Action item: Extract the text of every entry below exactly; leave images out.

Task input:
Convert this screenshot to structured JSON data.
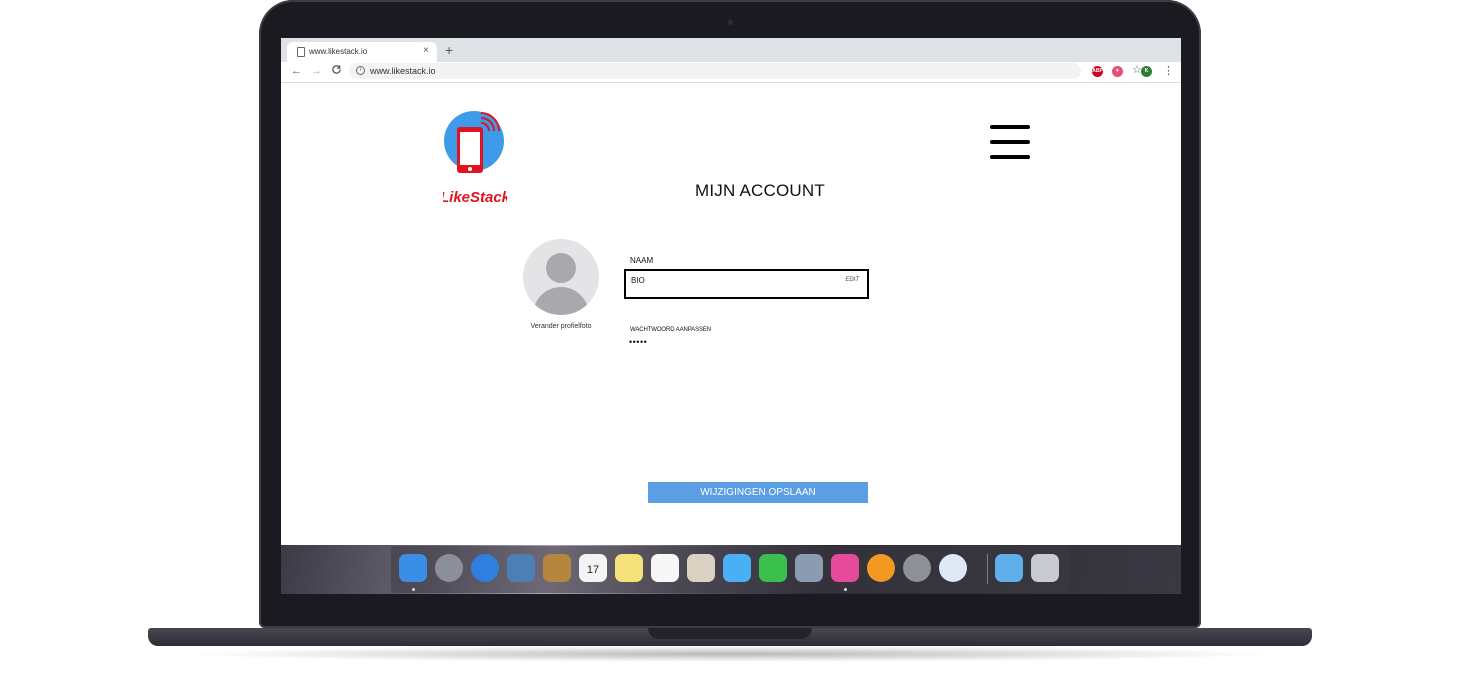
{
  "browser": {
    "tab_title": "www.likestack.io",
    "tab_close": "×",
    "new_tab": "+",
    "back": "←",
    "forward": "→",
    "reload": "C",
    "url": "www.likestack.io",
    "star": "☆",
    "extensions": [
      {
        "label": "ABP",
        "color": "#d0021b"
      },
      {
        "label": "♥",
        "color": "#e8507a"
      },
      {
        "label": "K",
        "color": "#2e7d32"
      }
    ],
    "menu": "⋮"
  },
  "page": {
    "logo_text": "LikeStack",
    "title": "MIJN ACCOUNT",
    "change_photo": "Verander profielfoto",
    "naam_label": "NAAM",
    "bio_label": "BIO",
    "edit_label": "EDIT",
    "password_label": "WACHTWOORD AANPASSEN",
    "password_value": "•••••",
    "save_button": "WIJZIGINGEN OPSLAAN"
  },
  "colors": {
    "accent_button": "#5b9ee3",
    "logo_circle": "#3d9be9",
    "logo_red": "#e0141e"
  },
  "dock": {
    "apps": [
      {
        "name": "finder-icon",
        "color": "#3a8ee6"
      },
      {
        "name": "launchpad-icon",
        "color": "#8a8f98"
      },
      {
        "name": "safari-icon",
        "color": "#2f7fe0"
      },
      {
        "name": "preview-icon",
        "color": "#4b7fb5"
      },
      {
        "name": "contacts-icon",
        "color": "#b7863e"
      },
      {
        "name": "calendar-icon",
        "color": "#f4f4f4",
        "text": "17"
      },
      {
        "name": "notes-icon",
        "color": "#f6e27a"
      },
      {
        "name": "reminders-icon",
        "color": "#f7f7f7"
      },
      {
        "name": "photo-booth-icon",
        "color": "#d9d2c2"
      },
      {
        "name": "messages-icon",
        "color": "#4ab0f5"
      },
      {
        "name": "facetime-icon",
        "color": "#3bbf4d"
      },
      {
        "name": "image-capture-icon",
        "color": "#8c9bb0"
      },
      {
        "name": "keynote-icon",
        "color": "#e64a9b"
      },
      {
        "name": "books-icon",
        "color": "#f29a20"
      },
      {
        "name": "system-preferences-icon",
        "color": "#8d9097"
      },
      {
        "name": "migration-assistant-icon",
        "color": "#dfe9f5"
      },
      {
        "name": "downloads-folder-icon",
        "color": "#5fb0ea"
      },
      {
        "name": "trash-icon",
        "color": "#c8cbd0"
      }
    ]
  }
}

Answer box:
Convert this screenshot to structured JSON data.
{
  "browser": {
    "tab_title": "www.likestack.io",
    "tab_close": "×",
    "new_tab": "+",
    "back": "←",
    "forward": "→",
    "reload": "C",
    "url": "www.likestack.io",
    "star": "☆",
    "extensions": [
      {
        "label": "ABP",
        "color": "#d0021b"
      },
      {
        "label": "♥",
        "color": "#e8507a"
      },
      {
        "label": "K",
        "color": "#2e7d32"
      }
    ],
    "menu": "⋮"
  },
  "page": {
    "logo_text": "LikeStack",
    "title": "MIJN ACCOUNT",
    "change_photo": "Verander profielfoto",
    "naam_label": "NAAM",
    "bio_label": "BIO",
    "edit_label": "EDIT",
    "password_label": "WACHTWOORD AANPASSEN",
    "password_value": "•••••",
    "save_button": "WIJZIGINGEN OPSLAAN"
  },
  "colors": {
    "accent_button": "#5b9ee3",
    "logo_circle": "#3d9be9",
    "logo_red": "#e0141e"
  },
  "dock": {
    "apps": [
      {
        "name": "finder-icon",
        "color": "#3a8ee6"
      },
      {
        "name": "launchpad-icon",
        "color": "#8a8f98"
      },
      {
        "name": "safari-icon",
        "color": "#2f7fe0"
      },
      {
        "name": "preview-icon",
        "color": "#4b7fb5"
      },
      {
        "name": "contacts-icon",
        "color": "#b7863e"
      },
      {
        "name": "calendar-icon",
        "color": "#f4f4f4",
        "text": "17"
      },
      {
        "name": "notes-icon",
        "color": "#f6e27a"
      },
      {
        "name": "reminders-icon",
        "color": "#f7f7f7"
      },
      {
        "name": "photo-booth-icon",
        "color": "#d9d2c2"
      },
      {
        "name": "messages-icon",
        "color": "#4ab0f5"
      },
      {
        "name": "facetime-icon",
        "color": "#3bbf4d"
      },
      {
        "name": "image-capture-icon",
        "color": "#8c9bb0"
      },
      {
        "name": "keynote-icon",
        "color": "#e64a9b"
      },
      {
        "name": "books-icon",
        "color": "#f29a20"
      },
      {
        "name": "system-preferences-icon",
        "color": "#8d9097"
      },
      {
        "name": "migration-assistant-icon",
        "color": "#dfe9f5"
      },
      {
        "name": "downloads-folder-icon",
        "color": "#5fb0ea"
      },
      {
        "name": "trash-icon",
        "color": "#c8cbd0"
      }
    ]
  }
}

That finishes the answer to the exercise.